Andreas, History of Kansas, pp. 241-252.

Inman, The Old Santa Fe Trail.

Root and Connelley, The Overland Stage Route to California.

Spring, Kansas, pp. 306-313.


1. Give an account of the beginning of railway transportation in the United States. What were the conditions by 1850? 

2. What were the early methods of travel in Kansas? 

3. Why were the early settlers anxious for railroads? What did they do to secure railroads? 

4. Discuss the stage lines; the Pony Express. 

5. When and where was the first railroad built in Kansas? 

6. Tell something of the building of the main line of the Union Pacific. 

7. Give an account of the building of the Union Pacific through Kansas. What were some of the difficulties that had to be overcome? 

8. When was the Atchison, Topeka & Santa Fe built? Give its route. 

9. Name other railroads in Kansas. 

10. Why were land grants made to the railroad companies? How did the railroad companies use this land? 

11. Why did the railroad companies advertise Kansas? What was the effect on the State? 

12. Locate settlements of foreigners in Kansas. 

13. Show why there is a close relation between the people and the railroads. 

14. Why has regulation of the railroads been found necessary? How has it been accomplished? 

15. What is, approximately, the railroad mileage of the State? 

16. What lines of railroad in your community? 

17. Are there any interurban lines near you? Are any such lines being discussed? 

18. What motor truck service is being carried on in your community? 

19. Locate the state highways and the county roads of your county. 

20. Describe recent improvement of roads in your community. 

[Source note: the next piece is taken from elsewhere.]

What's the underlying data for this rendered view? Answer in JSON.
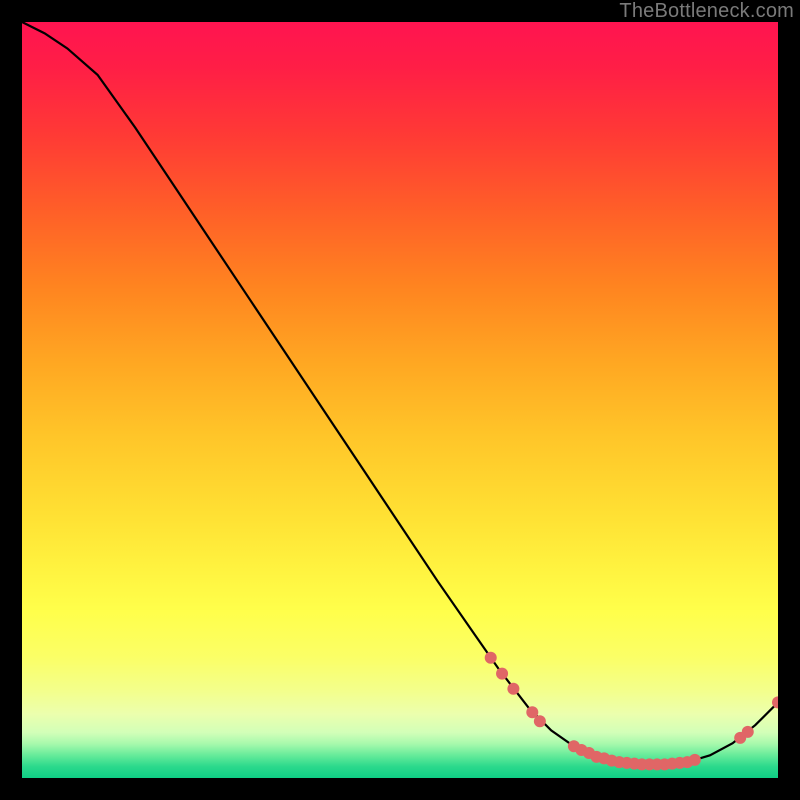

1. This line was at first called the Kansas Pacific.


Source: A History of Kansas / Anna E. Arnold. pp.174-186